WORK TO COMPLETE:
Your answer must be the records below repeated word for word, with no pictures in it.

(Entries from a dataset of interfaces)
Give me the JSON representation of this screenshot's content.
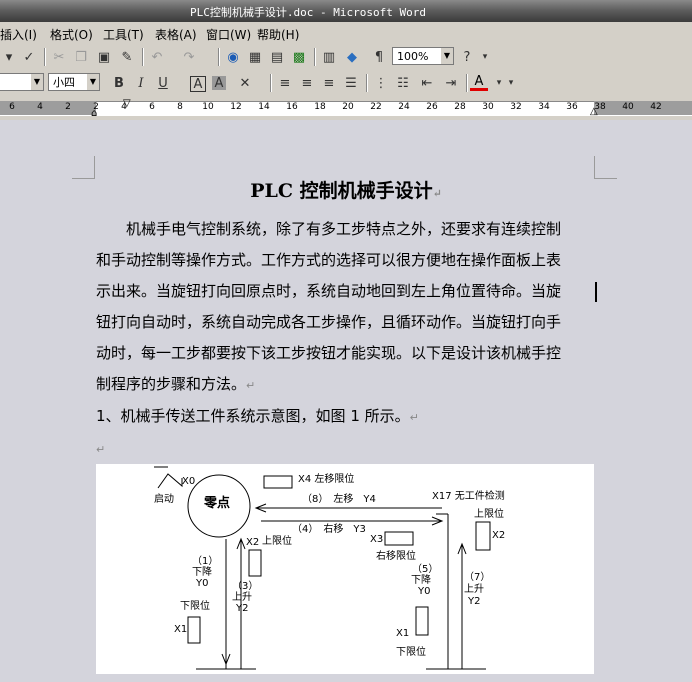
{
  "window": {
    "title": "PLC控制机械手设计.doc - Microsoft Word"
  },
  "menu": [
    "插入(I)",
    "格式(O)",
    "工具(T)",
    "表格(A)",
    "窗口(W)",
    "帮助(H)"
  ],
  "toolbar": {
    "zoom": "100%",
    "font_size": "小四"
  },
  "ruler": {
    "ticks": [
      "6",
      "4",
      "2",
      "2",
      "4",
      "6",
      "8",
      "10",
      "12",
      "14",
      "16",
      "18",
      "20",
      "22",
      "24",
      "26",
      "28",
      "30",
      "32",
      "34",
      "36",
      "38",
      "40",
      "42"
    ]
  },
  "document": {
    "title": "PLC 控制机械手设计",
    "para1_lines": [
      "　　机械手电气控制系统，除了有多工步特点之外，还要求有连续控制",
      "和手动控制等操作方式。工作方式的选择可以很方便地在操作面板上表",
      "示出来。当旋钮打向回原点时，系统自动地回到左上角位置待命。当旋",
      "钮打向自动时，系统自动完成各工步操作，且循环动作。当旋钮打向手",
      "动时，每一工步都要按下该工步按钮才能实现。以下是设计该机械手控",
      "制程序的步骤和方法。"
    ],
    "item1": "1、机械手传送工件系统示意图，如图 1 所示。",
    "paragraph_mark": "↵"
  },
  "figure": {
    "origin": "零点",
    "start": "启动",
    "x0": "X0",
    "x4": "X4 左移限位",
    "step8": "（8）　左移　Y4",
    "x17": "X17 无工件检测",
    "step4": "（4）　右移　Y3",
    "upper_limit_right": "上限位",
    "x2_right": "X2",
    "x3": "X3",
    "right_limit": "右移限位",
    "step5_n": "（5）",
    "step5_t": "下降",
    "step5_y": "Y0",
    "step7_n": "（7）",
    "step7_t": "上升",
    "step7_y": "Y2",
    "step1_n": "（1）",
    "step1_t": "下降",
    "step1_y": "Y0",
    "x2_left": "X2",
    "upper_limit_left": "上限位",
    "step3_n": "（3）",
    "step3_t": "上升",
    "step3_y": "Y2",
    "lower_limit_left": "下限位",
    "x1_left": "X1",
    "x1_right": "X1",
    "lower_limit_right": "下限位"
  }
}
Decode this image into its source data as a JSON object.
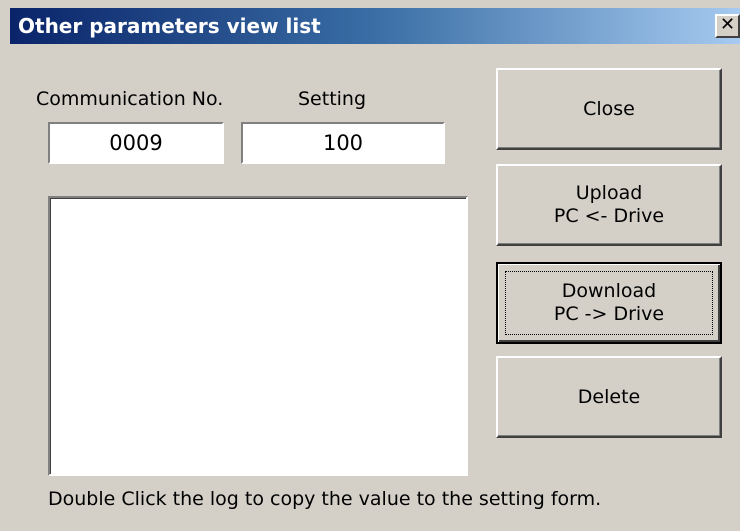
{
  "window": {
    "title": "Other parameters view list",
    "close_glyph": "✕"
  },
  "labels": {
    "communication_no": "Communication No.",
    "setting": "Setting"
  },
  "fields": {
    "communication_no_value": "0009",
    "setting_value": "100"
  },
  "buttons": {
    "close": "Close",
    "upload_line1": "Upload",
    "upload_line2": "PC <- Drive",
    "download_line1": "Download",
    "download_line2": "PC -> Drive",
    "delete": "Delete"
  },
  "hint": "Double Click the log to copy the value to the setting form.",
  "colors": {
    "titlebar_start": "#0a246a",
    "titlebar_end": "#a6caf0",
    "face": "#d4d0c8"
  }
}
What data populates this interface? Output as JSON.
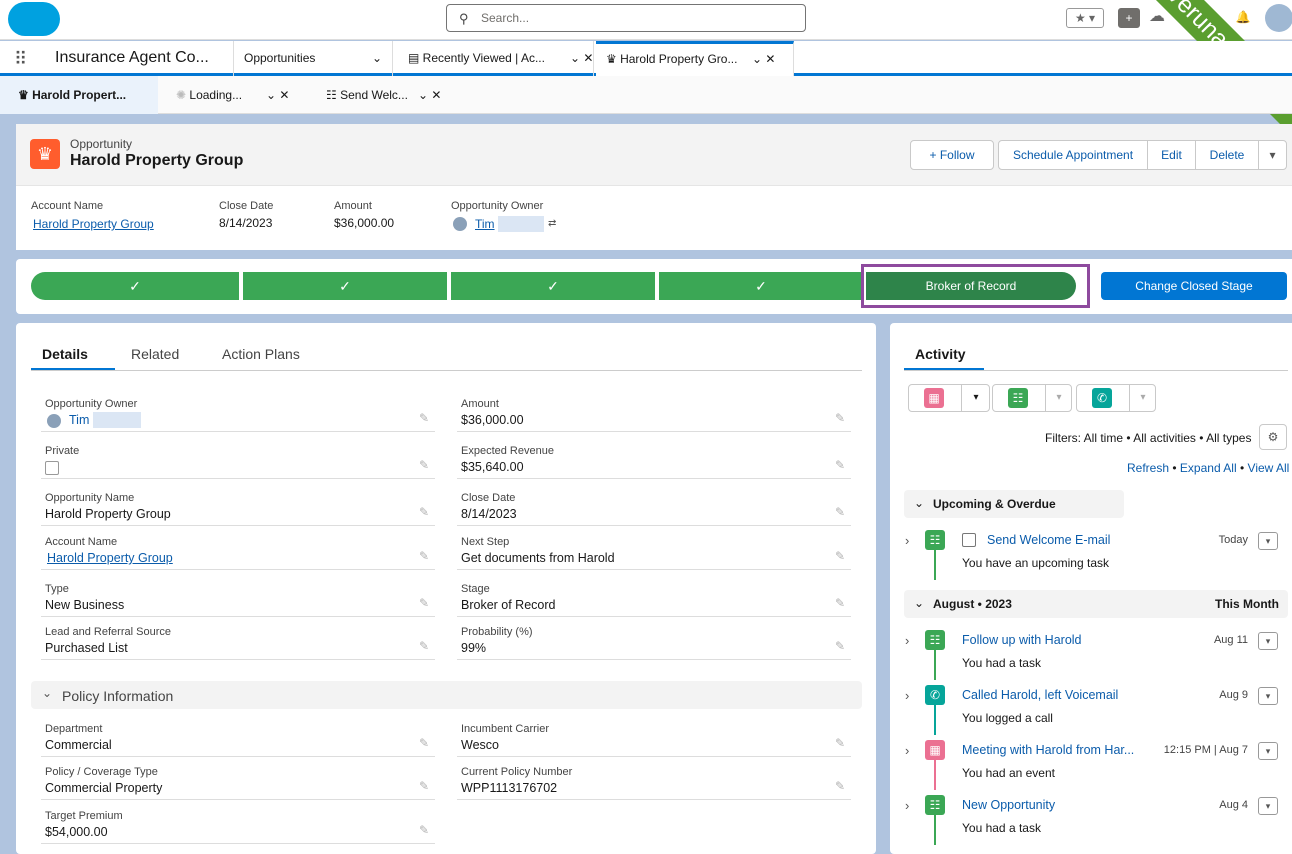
{
  "search": {
    "placeholder": "Search..."
  },
  "nav": {
    "app_name": "Insurance Agent Co...",
    "tabs": [
      {
        "label": "Opportunities"
      },
      {
        "label": "Recently Viewed | Ac..."
      },
      {
        "label": "Harold Property Gro..."
      }
    ]
  },
  "subtabs": [
    {
      "label": "Harold Propert..."
    },
    {
      "label": "Loading..."
    },
    {
      "label": "Send Welc..."
    }
  ],
  "banner": "Veruna Demo",
  "header": {
    "object": "Opportunity",
    "name": "Harold Property Group",
    "buttons": {
      "follow": "+ Follow",
      "schedule": "Schedule Appointment",
      "edit": "Edit",
      "delete": "Delete"
    },
    "fields": [
      {
        "label": "Account Name",
        "value": "Harold Property Group"
      },
      {
        "label": "Close Date",
        "value": "8/14/2023"
      },
      {
        "label": "Amount",
        "value": "$36,000.00"
      },
      {
        "label": "Opportunity Owner",
        "value": "Tim"
      }
    ]
  },
  "path": {
    "completed_mark": "✓",
    "current": "Broker of Record",
    "button": "Change Closed Stage"
  },
  "details": {
    "tabs": [
      "Details",
      "Related",
      "Action Plans"
    ],
    "left": [
      {
        "label": "Opportunity Owner",
        "value": "Tim"
      },
      {
        "label": "Private",
        "value": ""
      },
      {
        "label": "Opportunity Name",
        "value": "Harold Property Group"
      },
      {
        "label": "Account Name",
        "value": "Harold Property Group"
      },
      {
        "label": "Type",
        "value": "New Business"
      },
      {
        "label": "Lead and Referral Source",
        "value": "Purchased List"
      }
    ],
    "right": [
      {
        "label": "Amount",
        "value": "$36,000.00"
      },
      {
        "label": "Expected Revenue",
        "value": "$35,640.00"
      },
      {
        "label": "Close Date",
        "value": "8/14/2023"
      },
      {
        "label": "Next Step",
        "value": "Get documents from Harold"
      },
      {
        "label": "Stage",
        "value": "Broker of Record"
      },
      {
        "label": "Probability (%)",
        "value": "99%"
      }
    ],
    "section": "Policy Information",
    "policy_left": [
      {
        "label": "Department",
        "value": "Commercial"
      },
      {
        "label": "Policy / Coverage Type",
        "value": "Commercial Property"
      },
      {
        "label": "Target Premium",
        "value": "$54,000.00"
      }
    ],
    "policy_right": [
      {
        "label": "Incumbent Carrier",
        "value": "Wesco"
      },
      {
        "label": "Current Policy Number",
        "value": "WPP1113176702"
      }
    ]
  },
  "activity": {
    "title": "Activity",
    "filters": "Filters: All time • All activities • All types",
    "refresh": "Refresh",
    "expand": "Expand All",
    "view_all": "View All",
    "sep": "•",
    "upcoming": "Upcoming & Overdue",
    "august": "August • 2023",
    "this_month": "This Month",
    "items": [
      {
        "title": "Send Welcome E-mail",
        "sub": "You have an upcoming task",
        "date": "Today"
      },
      {
        "title": "Follow up with Harold",
        "sub": "You had a task",
        "date": "Aug 11"
      },
      {
        "title": "Called Harold, left Voicemail",
        "sub": "You logged a call",
        "date": "Aug 9"
      },
      {
        "title": "Meeting with Harold from Har...",
        "sub": "You had an event",
        "date": "12:15 PM | Aug 7"
      },
      {
        "title": "New Opportunity",
        "sub": "You had a task",
        "date": "Aug 4"
      }
    ]
  },
  "colors": {
    "brand": "#0176d3",
    "path_complete": "#3ba755",
    "path_current": "#2e844a",
    "highlight": "#8e4a9e",
    "opportunity_icon": "#ff5d2d"
  }
}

TASK SOLUTION:
Give me the JSON representation of this screenshot's content.
{
  "window": {
    "title": "PLC控制机械手设计.doc - Microsoft Word"
  },
  "menu": [
    "插入(I)",
    "格式(O)",
    "工具(T)",
    "表格(A)",
    "窗口(W)",
    "帮助(H)"
  ],
  "toolbar": {
    "zoom": "100%",
    "font_size": "小四"
  },
  "ruler": {
    "ticks": [
      "6",
      "4",
      "2",
      "2",
      "4",
      "6",
      "8",
      "10",
      "12",
      "14",
      "16",
      "18",
      "20",
      "22",
      "24",
      "26",
      "28",
      "30",
      "32",
      "34",
      "36",
      "38",
      "40",
      "42"
    ]
  },
  "document": {
    "title": "PLC 控制机械手设计",
    "para1_lines": [
      "　　机械手电气控制系统，除了有多工步特点之外，还要求有连续控制",
      "和手动控制等操作方式。工作方式的选择可以很方便地在操作面板上表",
      "示出来。当旋钮打向回原点时，系统自动地回到左上角位置待命。当旋",
      "钮打向自动时，系统自动完成各工步操作，且循环动作。当旋钮打向手",
      "动时，每一工步都要按下该工步按钮才能实现。以下是设计该机械手控",
      "制程序的步骤和方法。"
    ],
    "item1": "1、机械手传送工件系统示意图，如图 1 所示。",
    "paragraph_mark": "↵"
  },
  "figure": {
    "origin": "零点",
    "start": "启动",
    "x0": "X0",
    "x4": "X4 左移限位",
    "step8": "（8）　左移　Y4",
    "x17": "X17 无工件检测",
    "step4": "（4）　右移　Y3",
    "upper_limit_right": "上限位",
    "x2_right": "X2",
    "x3": "X3",
    "right_limit": "右移限位",
    "step5_n": "（5）",
    "step5_t": "下降",
    "step5_y": "Y0",
    "step7_n": "（7）",
    "step7_t": "上升",
    "step7_y": "Y2",
    "step1_n": "（1）",
    "step1_t": "下降",
    "step1_y": "Y0",
    "x2_left": "X2",
    "upper_limit_left": "上限位",
    "step3_n": "（3）",
    "step3_t": "上升",
    "step3_y": "Y2",
    "lower_limit_left": "下限位",
    "x1_left": "X1",
    "x1_right": "X1",
    "lower_limit_right": "下限位"
  }
}
Decode this image into its source data as a JSON object.
{
  "window": {
    "title": "Other parameters view list",
    "close_glyph": "✕"
  },
  "labels": {
    "communication_no": "Communication No.",
    "setting": "Setting"
  },
  "fields": {
    "communication_no_value": "0009",
    "setting_value": "100"
  },
  "buttons": {
    "close": "Close",
    "upload_line1": "Upload",
    "upload_line2": "PC <- Drive",
    "download_line1": "Download",
    "download_line2": "PC -> Drive",
    "delete": "Delete"
  },
  "hint": "Double Click the log to copy the value to the setting form.",
  "colors": {
    "titlebar_start": "#0a246a",
    "titlebar_end": "#a6caf0",
    "face": "#d4d0c8"
  }
}
What data populates this interface? Output as JSON.
{
  "search": {
    "placeholder": "Search..."
  },
  "nav": {
    "app_name": "Insurance Agent Co...",
    "tabs": [
      {
        "label": "Opportunities"
      },
      {
        "label": "Recently Viewed | Ac..."
      },
      {
        "label": "Harold Property Gro..."
      }
    ]
  },
  "subtabs": [
    {
      "label": "Harold Propert..."
    },
    {
      "label": "Loading..."
    },
    {
      "label": "Send Welc..."
    }
  ],
  "banner": "Veruna Demo",
  "header": {
    "object": "Opportunity",
    "name": "Harold Property Group",
    "buttons": {
      "follow": "+ Follow",
      "schedule": "Schedule Appointment",
      "edit": "Edit",
      "delete": "Delete"
    },
    "fields": [
      {
        "label": "Account Name",
        "value": "Harold Property Group"
      },
      {
        "label": "Close Date",
        "value": "8/14/2023"
      },
      {
        "label": "Amount",
        "value": "$36,000.00"
      },
      {
        "label": "Opportunity Owner",
        "value": "Tim"
      }
    ]
  },
  "path": {
    "completed_mark": "✓",
    "current": "Broker of Record",
    "button": "Change Closed Stage"
  },
  "details": {
    "tabs": [
      "Details",
      "Related",
      "Action Plans"
    ],
    "left": [
      {
        "label": "Opportunity Owner",
        "value": "Tim"
      },
      {
        "label": "Private",
        "value": ""
      },
      {
        "label": "Opportunity Name",
        "value": "Harold Property Group"
      },
      {
        "label": "Account Name",
        "value": "Harold Property Group"
      },
      {
        "label": "Type",
        "value": "New Business"
      },
      {
        "label": "Lead and Referral Source",
        "value": "Purchased List"
      }
    ],
    "right": [
      {
        "label": "Amount",
        "value": "$36,000.00"
      },
      {
        "label": "Expected Revenue",
        "value": "$35,640.00"
      },
      {
        "label": "Close Date",
        "value": "8/14/2023"
      },
      {
        "label": "Next Step",
        "value": "Get documents from Harold"
      },
      {
        "label": "Stage",
        "value": "Broker of Record"
      },
      {
        "label": "Probability (%)",
        "value": "99%"
      }
    ],
    "section": "Policy Information",
    "policy_left": [
      {
        "label": "Department",
        "value": "Commercial"
      },
      {
        "label": "Policy / Coverage Type",
        "value": "Commercial Property"
      },
      {
        "label": "Target Premium",
        "value": "$54,000.00"
      }
    ],
    "policy_right": [
      {
        "label": "Incumbent Carrier",
        "value": "Wesco"
      },
      {
        "label": "Current Policy Number",
        "value": "WPP1113176702"
      }
    ]
  },
  "activity": {
    "title": "Activity",
    "filters": "Filters: All time • All activities • All types",
    "refresh": "Refresh",
    "expand": "Expand All",
    "view_all": "View All",
    "sep": "•",
    "upcoming": "Upcoming & Overdue",
    "august": "August • 2023",
    "this_month": "This Month",
    "items": [
      {
        "title": "Send Welcome E-mail",
        "sub": "You have an upcoming task",
        "date": "Today"
      },
      {
        "title": "Follow up with Harold",
        "sub": "You had a task",
        "date": "Aug 11"
      },
      {
        "title": "Called Harold, left Voicemail",
        "sub": "You logged a call",
        "date": "Aug 9"
      },
      {
        "title": "Meeting with Harold from Har...",
        "sub": "You had an event",
        "date": "12:15 PM | Aug 7"
      },
      {
        "title": "New Opportunity",
        "sub": "You had a task",
        "date": "Aug 4"
      }
    ]
  },
  "colors": {
    "brand": "#0176d3",
    "path_complete": "#3ba755",
    "path_current": "#2e844a",
    "highlight": "#8e4a9e",
    "opportunity_icon": "#ff5d2d"
  }
}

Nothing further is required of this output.